Census Takers Begin Hand Delivering 2010 Census Questionnaires to 12 Million U.S. Households

       About 56,000 census workers began on March 2, 2010
hand delivering 2010 Census questionnaires to roughly 12 million
addresses across the nation, mostly in rural areas where people do
not receive mail at the same location as their residence. Most of
nation’s 120 million households, about 90 percent of the U.S.
population, should look for their 10-question forms to arrive by
mail mid-March.

While the majority of areas covered by this operation are rural,
the Census Bureau also is delivering forms to Gulf Coast areas
affected by Hurricane Katrina to ensure everyone is included in the
once-a-decade count. Census takers will deliver 2010 Census
questionnaires directly to each residence in these areas, leaving a
form packaged in a plastic bag at the home's main door. Residents
are encouraged to fill out and mail back their census forms - using
the enclosed pre-paid envelope - as soon as

 “Regardless of whether your census form gets dropped off at
your front door or you receive it within a few weeks in your
mailbox, it’s important that you fill it out and mail it back as
soon as possible,” said Census Bureau Director Robert M. Groves.
“With only 10 questions, the 2010 Census should only take about
10 minutes to complete.”

2000, about 72 percent of the population mailed back their census
forms - halting a three-decade decline in the national mail
participation rate. Mailing back the forms save taxpayers money, as
it reduces the number of census takers that must go door-to-door to
follow up with households that failed to do so. The Census Bureau
saves about $85 million in operational costs for every percentage
point increase in the national mail response

“It costs us just 42 cents in a postage paid envelope when
households mail back their 2010 Census forms,” Groves said.
“The Census Bureau will spend about $25 per person if we have to
go out and knock on the doors of households that don’t mail them

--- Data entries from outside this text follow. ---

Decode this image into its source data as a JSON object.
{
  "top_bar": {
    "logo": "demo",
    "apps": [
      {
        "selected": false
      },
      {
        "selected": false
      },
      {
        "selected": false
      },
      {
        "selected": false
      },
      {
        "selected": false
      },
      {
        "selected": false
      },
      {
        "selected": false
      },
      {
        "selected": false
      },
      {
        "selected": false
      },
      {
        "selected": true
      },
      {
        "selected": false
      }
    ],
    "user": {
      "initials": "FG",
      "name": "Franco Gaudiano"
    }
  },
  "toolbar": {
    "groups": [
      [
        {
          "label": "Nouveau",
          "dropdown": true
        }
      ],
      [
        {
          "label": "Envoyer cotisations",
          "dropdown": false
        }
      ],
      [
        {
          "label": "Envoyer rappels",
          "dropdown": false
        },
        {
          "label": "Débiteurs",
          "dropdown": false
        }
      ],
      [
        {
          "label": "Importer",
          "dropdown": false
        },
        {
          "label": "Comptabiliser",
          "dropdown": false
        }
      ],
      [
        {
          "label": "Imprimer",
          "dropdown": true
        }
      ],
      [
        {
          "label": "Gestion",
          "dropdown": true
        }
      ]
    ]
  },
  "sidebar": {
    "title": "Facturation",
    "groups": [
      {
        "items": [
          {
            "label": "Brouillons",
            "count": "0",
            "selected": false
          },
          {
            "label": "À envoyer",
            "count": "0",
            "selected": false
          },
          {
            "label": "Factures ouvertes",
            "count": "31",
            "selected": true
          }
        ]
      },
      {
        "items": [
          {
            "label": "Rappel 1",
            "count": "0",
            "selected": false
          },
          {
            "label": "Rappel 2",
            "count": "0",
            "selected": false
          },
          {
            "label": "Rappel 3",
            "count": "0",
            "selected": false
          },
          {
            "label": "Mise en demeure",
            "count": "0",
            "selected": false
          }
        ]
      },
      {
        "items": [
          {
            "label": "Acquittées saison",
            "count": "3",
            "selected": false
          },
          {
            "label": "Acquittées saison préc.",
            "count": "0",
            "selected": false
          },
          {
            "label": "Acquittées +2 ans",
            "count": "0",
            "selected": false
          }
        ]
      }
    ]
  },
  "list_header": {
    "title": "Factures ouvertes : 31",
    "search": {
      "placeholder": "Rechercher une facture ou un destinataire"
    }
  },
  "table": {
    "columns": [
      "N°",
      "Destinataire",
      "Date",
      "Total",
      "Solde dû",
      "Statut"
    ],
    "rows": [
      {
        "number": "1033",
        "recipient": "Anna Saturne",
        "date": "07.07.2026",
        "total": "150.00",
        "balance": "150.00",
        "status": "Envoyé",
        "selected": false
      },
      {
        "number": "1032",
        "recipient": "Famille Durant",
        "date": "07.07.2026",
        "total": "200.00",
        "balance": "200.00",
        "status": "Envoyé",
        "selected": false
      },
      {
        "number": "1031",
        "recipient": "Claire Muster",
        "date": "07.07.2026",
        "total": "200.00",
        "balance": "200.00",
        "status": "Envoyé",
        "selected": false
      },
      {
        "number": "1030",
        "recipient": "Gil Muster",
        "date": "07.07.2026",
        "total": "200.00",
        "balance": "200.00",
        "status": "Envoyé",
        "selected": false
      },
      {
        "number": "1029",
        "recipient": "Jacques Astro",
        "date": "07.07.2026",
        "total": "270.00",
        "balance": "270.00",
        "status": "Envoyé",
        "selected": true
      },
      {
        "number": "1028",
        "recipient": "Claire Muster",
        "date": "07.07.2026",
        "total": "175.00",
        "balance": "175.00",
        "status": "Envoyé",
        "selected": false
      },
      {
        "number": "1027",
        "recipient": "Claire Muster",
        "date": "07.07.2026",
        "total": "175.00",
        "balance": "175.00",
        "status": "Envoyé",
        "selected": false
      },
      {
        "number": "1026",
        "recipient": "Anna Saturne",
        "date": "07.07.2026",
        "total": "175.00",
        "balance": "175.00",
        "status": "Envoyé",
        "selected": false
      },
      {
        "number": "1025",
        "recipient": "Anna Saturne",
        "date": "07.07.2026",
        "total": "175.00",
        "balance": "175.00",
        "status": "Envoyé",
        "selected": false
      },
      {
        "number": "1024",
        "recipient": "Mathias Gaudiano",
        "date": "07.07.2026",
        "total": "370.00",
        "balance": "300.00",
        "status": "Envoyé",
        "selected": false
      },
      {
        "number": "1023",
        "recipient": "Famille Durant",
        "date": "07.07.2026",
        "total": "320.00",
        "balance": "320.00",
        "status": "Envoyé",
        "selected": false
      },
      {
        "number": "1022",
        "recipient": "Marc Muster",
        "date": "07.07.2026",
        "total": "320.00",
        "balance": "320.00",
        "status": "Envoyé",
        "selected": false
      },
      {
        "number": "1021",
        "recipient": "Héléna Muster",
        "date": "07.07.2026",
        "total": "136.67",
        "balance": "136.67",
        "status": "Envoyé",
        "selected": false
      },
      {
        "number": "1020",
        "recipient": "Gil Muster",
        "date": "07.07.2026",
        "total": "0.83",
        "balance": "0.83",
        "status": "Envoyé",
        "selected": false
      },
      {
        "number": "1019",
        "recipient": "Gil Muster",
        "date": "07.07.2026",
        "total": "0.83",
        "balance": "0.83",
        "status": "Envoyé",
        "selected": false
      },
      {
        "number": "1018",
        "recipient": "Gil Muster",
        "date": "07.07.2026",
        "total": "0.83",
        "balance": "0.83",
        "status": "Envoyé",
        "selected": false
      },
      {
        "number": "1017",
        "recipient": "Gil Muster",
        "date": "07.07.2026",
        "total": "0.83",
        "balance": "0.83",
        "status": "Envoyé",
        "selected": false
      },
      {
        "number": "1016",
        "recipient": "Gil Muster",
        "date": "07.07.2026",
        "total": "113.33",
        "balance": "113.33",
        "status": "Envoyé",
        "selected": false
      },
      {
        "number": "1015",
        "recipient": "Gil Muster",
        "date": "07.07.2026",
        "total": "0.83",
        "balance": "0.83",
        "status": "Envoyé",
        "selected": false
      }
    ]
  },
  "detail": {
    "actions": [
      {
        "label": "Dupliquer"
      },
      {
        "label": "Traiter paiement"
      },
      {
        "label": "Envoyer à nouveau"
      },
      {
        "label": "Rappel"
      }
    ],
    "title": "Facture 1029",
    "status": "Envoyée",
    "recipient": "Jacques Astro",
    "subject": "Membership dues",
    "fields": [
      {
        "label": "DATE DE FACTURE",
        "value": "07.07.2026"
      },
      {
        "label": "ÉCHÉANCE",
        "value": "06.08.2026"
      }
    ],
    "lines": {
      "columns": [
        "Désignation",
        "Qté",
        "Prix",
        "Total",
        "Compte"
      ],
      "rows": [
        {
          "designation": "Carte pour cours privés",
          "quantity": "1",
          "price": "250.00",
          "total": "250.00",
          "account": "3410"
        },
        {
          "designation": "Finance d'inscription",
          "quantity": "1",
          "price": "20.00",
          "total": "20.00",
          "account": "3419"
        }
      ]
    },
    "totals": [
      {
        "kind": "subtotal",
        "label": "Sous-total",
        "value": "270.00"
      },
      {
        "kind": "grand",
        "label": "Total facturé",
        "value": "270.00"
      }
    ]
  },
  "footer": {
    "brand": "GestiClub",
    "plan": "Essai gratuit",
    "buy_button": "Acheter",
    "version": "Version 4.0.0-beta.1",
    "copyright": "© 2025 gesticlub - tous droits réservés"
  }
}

Census Bureau is urging everyone to take 10 minutes to fill out
their census forms and mail them back. Starting March 22, visitors
to the 2010 Census Web site will be able to track how well their
communities are participating in the census on a daily basis.
Communities will even be able to embed a Web-based tool on their
own Web sites that automatically updates the daily rates. An
interactive Google-based map is now online that allows visitors to
find out how well their communities did in the 2000 Census. The
Census Bureau is challenging all communities to improve their 2000
mail participation rates in 2010.

census responses are confidential. Answers are protected by law and
cannot be shared with anyone. The Census Bureau takes extreme
measures to protect the identity of individuals and businesses. By
law, the Census Bureau cannot share respondents’ individually
identifiable answers with anyone, including tribal housing
authorities, other federal agencies and law enforcement


2010 Census is a count of everyone living in the United States and
is mandated by the U.S. Constitution. Census data are used to
apportion congressional seats to states, to distribute more than
$400 billion in federal funds to tribal, state and local
governments each year and to make decisions about what community
services to provide. The 2010 Census form will be one of the
shortest in U.S. history, consisting of 10 questions, taking about
10 minutes to complete. Strict confidentiality laws protect the
respondents and the information they provide.

note: News releases, reports and data tables are available on the
Census Bureau’s home page. Go to

and click on “Releases.”